Voting for the FOMC monetary policy action were: Janet L. Yellen, Chair; William C. Dudley, Vice Chairman; Lael Brainard; James Bullard; Stanley Fischer; Jerome H. Powell; and Daniel K. Tarullo. Voting against the action were: Esther L. George, Loretta J. Mester, and Eric Rosengren, each of whom preferred at this meeting to raise the target range for the federal funds rate to 1/2 to 3/4 percent.
But is this what the allegedly apolitical Federal Reserve actually said? In the post release press conference several pointed questions were asked of Chairwoman Yellen relating to the Presidential race and policy which she stated clearly had no influence on Fed decision making.
The truth is that the Federal Reserve said what it’s owners, the member banks, especially the founding members and largest shareholders like JP Morgan Chase and Goldman Sachs, do not want a firebrand or non-insider to win the Presidential election. As much as a despise Donald Trump, the feelings towards his campaign have already been publicly exposed by their donation restrictions and fear mongering by their representatives on the pro-Hillary financial news/propaganda networks of CNBC and Bloomberg Radio/TV.
In fact it is so blatant, even the left wing website Politico acknowledged the accommodation by the Federal Reserve Chairwoman in this story today:
Scratch one big economic worry off the list for Hillary Clinton.
Federal Reserve policymakers on Wednesday kept their key interest rate steady, avoiding a potential stock market disruption and putting the central bank on the sidelines until after Election Day.
Fed Chair Janet Yellen also strongly rejected claims lobbed at her by GOP presidential nominee Donald Trump that she is keeping rates artificially low to boost stock prices and aid Democrats.

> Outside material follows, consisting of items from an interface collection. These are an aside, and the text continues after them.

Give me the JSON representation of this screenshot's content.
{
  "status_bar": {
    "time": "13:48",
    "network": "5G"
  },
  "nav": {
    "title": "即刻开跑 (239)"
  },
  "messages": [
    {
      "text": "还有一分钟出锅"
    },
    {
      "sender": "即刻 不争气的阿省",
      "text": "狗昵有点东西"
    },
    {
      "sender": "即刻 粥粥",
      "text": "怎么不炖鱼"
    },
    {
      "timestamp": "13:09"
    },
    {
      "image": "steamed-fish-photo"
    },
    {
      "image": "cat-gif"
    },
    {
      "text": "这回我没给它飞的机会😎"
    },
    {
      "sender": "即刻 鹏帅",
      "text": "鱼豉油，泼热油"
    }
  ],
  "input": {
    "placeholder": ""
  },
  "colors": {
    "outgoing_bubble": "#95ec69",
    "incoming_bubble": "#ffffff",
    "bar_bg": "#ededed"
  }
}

“I can say emphatically that partisan politics plays no role in our decisions about the appropriate stance of monetary policy,” Yellen said at a press conference after the Fed announced its decision. “We do not discuss politics at our meetings and we do not take politics into account in our decisions.”
Nonetheless, the Fed’s actions can have significant political consequences.
The Federal Open Market Committee’s decision means voters are not likely to see big stock price declines or a slowing economy before the Nov. 8 election. Clinton is counting on slowly improving views of the economy to hold off a late surge from Trump, who has made dissatisfaction with the sluggish pace of growth a centerpiece of his populist campaign. Stocks rose following the Fed’s announcement.
“The Clinton campaign should absolutely breathe a sigh of relief because the market was just not positioned at all for a rate increase; there would have been total chaos,” said Brett Ewing, chief market strategist at First Franklin Financial Services. “Less drama is clearly good for the incumbent party.”
In other words, what is good for the banksters, bad for the elderly savers, and beneficial for Hillary Clinton is acceptable and the will of the people be damned. Anything which makes the pro-bankster or Obama economy con game continuing through November must be maintained no matter how absurd the illusion really is.
Do not be shocked my friends if the Fed asks Diebold to ensure the election results in their favor as this election is for issues far larger than Donald Trump or Obama’s legacy; it is about the forced integration of the American system and its citizenry into a globalist system where our economy is merged with a world system of currency and taxation to eradicate the greatest experiment in freedom in world history.